(l to r) Mare Winningham and Jay O. Sanders in ‘Girl From North Country.’ (Photo: Matthew Murphy)
A Minnesota boarding house on the verge of economic collapse provides the moody backdrop for Bob Dylan’s songbook in Broadway’s latest attempt to artistically and commercially capitalize on music never intended for theatrical interpretation. Girl From North Country strikes plenty of familiar chords, but its Great Depression timestamp weighs heavy on the Grammy winner’s half-century body of work.
Written and directed by Conor McPherson, Girl From North Country’s central plot follows patriarch Nick Laine (Jay O. Sanders), his wife Elizabeth (Mare Winningham, Casa Valentina), who has slowly unraveled into a fractured and foul-mouthed mental state, and their two adult children, the heavy-drinking Gene (Colton Ryan), and the adopted and pregnant-without-a-husband Marianne (Kimber Elayne Sprawl (A Bronx Tale). There’s a lot to unpack in this house, and that’s before we meet Mr. and Mrs. Burke (Marc Kudisch and Luba Mason), their mentally underdeveloped son, Elias (Todd Almond), and a few other boarders.
McPherson had free reign of Dylan’s 500-plus songs and settled on 23 of them to loosely weave the bleak misfortunes of those confronting (or avoiding) economic and emotional insecurity. But McPherson specifically avoids attempting to use the material to forward the action, unlike Jagged Little Pill, which springboards Alanis Morissette’s groundbreaking album into a packed plot that tackles everything from drug addiction and rape to race and sexual identification.

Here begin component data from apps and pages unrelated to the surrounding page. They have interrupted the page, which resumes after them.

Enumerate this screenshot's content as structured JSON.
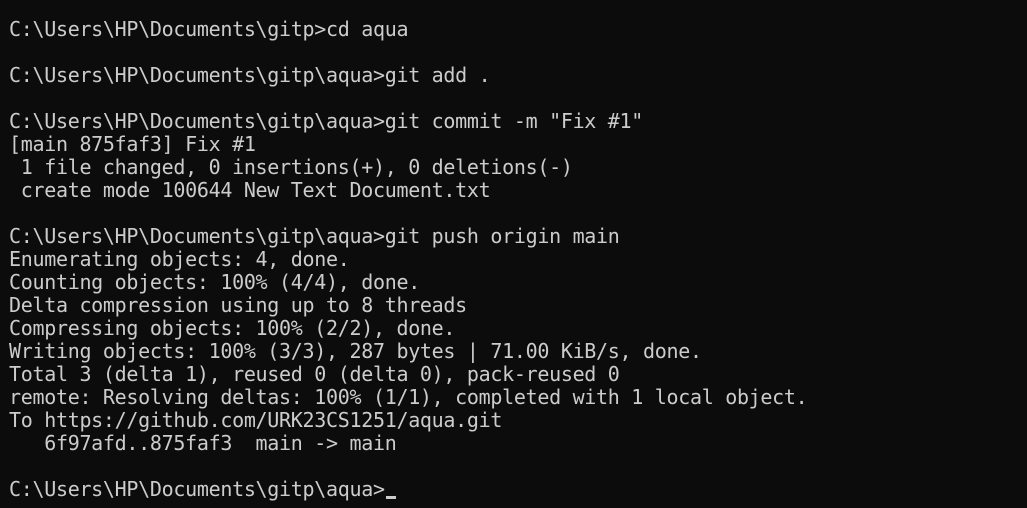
{
  "terminal": {
    "background": "#0c0c0c",
    "foreground": "#cccccc",
    "lines": [
      "C:\\Users\\HP\\Documents\\gitp>cd aqua",
      "",
      "C:\\Users\\HP\\Documents\\gitp\\aqua>git add .",
      "",
      "C:\\Users\\HP\\Documents\\gitp\\aqua>git commit -m \"Fix #1\"",
      "[main 875faf3] Fix #1",
      " 1 file changed, 0 insertions(+), 0 deletions(-)",
      " create mode 100644 New Text Document.txt",
      "",
      "C:\\Users\\HP\\Documents\\gitp\\aqua>git push origin main",
      "Enumerating objects: 4, done.",
      "Counting objects: 100% (4/4), done.",
      "Delta compression using up to 8 threads",
      "Compressing objects: 100% (2/2), done.",
      "Writing objects: 100% (3/3), 287 bytes | 71.00 KiB/s, done.",
      "Total 3 (delta 1), reused 0 (delta 0), pack-reused 0",
      "remote: Resolving deltas: 100% (1/1), completed with 1 local object.",
      "To https://github.com/URK23CS1251/aqua.git",
      "   6f97afd..875faf3  main -> main",
      "",
      "C:\\Users\\HP\\Documents\\gitp\\aqua>"
    ]
  }
}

Instead, McPherson uses Dylan’s music and lyrics as emotional punctuation. “Nobody in the show is singing to anybody in the show. They’re singing and we’re catching them, sort of in a moment,” explained McPherson in an interview with American Theatre. “The actors say to me, ‘Where is my focus?’ Your focus is in the microphone. It’s not in the distance. It’s your own head. It’s allowing the audience to be taken into the character.”
McPherson’s unapologetic approach works… until it doesn’t. In the spirit of Once and John Doyle’s minimalist musical revivals (Sweeney Todd, Company), where the acting ensemble displays its musicianship, several actors take to the drums, others shake a tambourine or gather around a stand mic as if preparing for a segment on Lux Radio Theatre.
Regular theatergoers can experience a similar intersection of concert and narrative storytelling in The New Group’s Bob and Carol and Ted and Alice (Duncan Sheik’s adaptation of Paul Mazursky’s 1969 film of the same name), while a few blocks away, fans still flock to Come From Away, which employs choreographer Kelly Devine’s ensemble-driven staging, which drifted across my mind as movement director Lucy Hind navigates Girl From North Country’s ensemble through heavily shadowed, pedestrian formations. While exceptionally executed, after a melancholy two-and-a-half hours, it all feels a bit familiar.
Bob Dylan fans will appreciate Simon Hale’s Americana arrangements, rich in harmonium, guitar and mandolin that reinforce McPherson’s 1934 timestamp and performed by a cast that mines the lyrics in the spirit of Minnesota’s long iron tradition. As the central figures of the Laine boarding house, Sanders and Winningham deliver a compelling portrait of a disintegrating marriage fueled by financial despair and mental illness. Winningham, known to movie buffs for her Brat Pack presence in St. Elmo’s Fire and a well-deserved Oscar nomination for Georgia, is captivating — both musically as well as her quirky embodiment of Elizabeth’s splintered mind.
Tragedy comes in many forms to those who reside or pass through the Laine’s boarding house: racism, depression (of both the personal and cultural variety), illness and death among them. In one of the show’s most thrilling moments, the mostly mute Elias emerges to sing “Duquense Whistle,” a song Dylan wrote with Grateful Dead lyricist Robert Hunter for his 35th studio album, Tempest.
“Can you tell me where we’re headin’? Lincoln County Road or Armageddon,” sings the electrifying Almond in a high-reaching key. “Seems like I been down this way before.” In some ways, it feels like a collective expulsion of the ill fates that one can’t escape from a life fully lived. Or maybe it’s meant to convey something entirely different. I’m not sure.
“Anything goes and you just gotta believe it will make sense,” said Dylan of the album originally intended as a collection of religious songs. If you’re a believer, Girl From North Country will resonate just as deep. If not, just shut your eyes and enjoy the music.
Girl From North Country
111 West 44th Street, NYC
Matthew Wexler is The Broadway Blog’s editor. His arts writing has appeared in Dramatics Magazine and on TDF Stages and ShowTickets.com. Matthew is a member of the American Theatre Critics Association and a past fellowship recipient from The Eugene O’Neill Theater Center’s National Critics Institute. Read more of his work at wexlerwrites.com.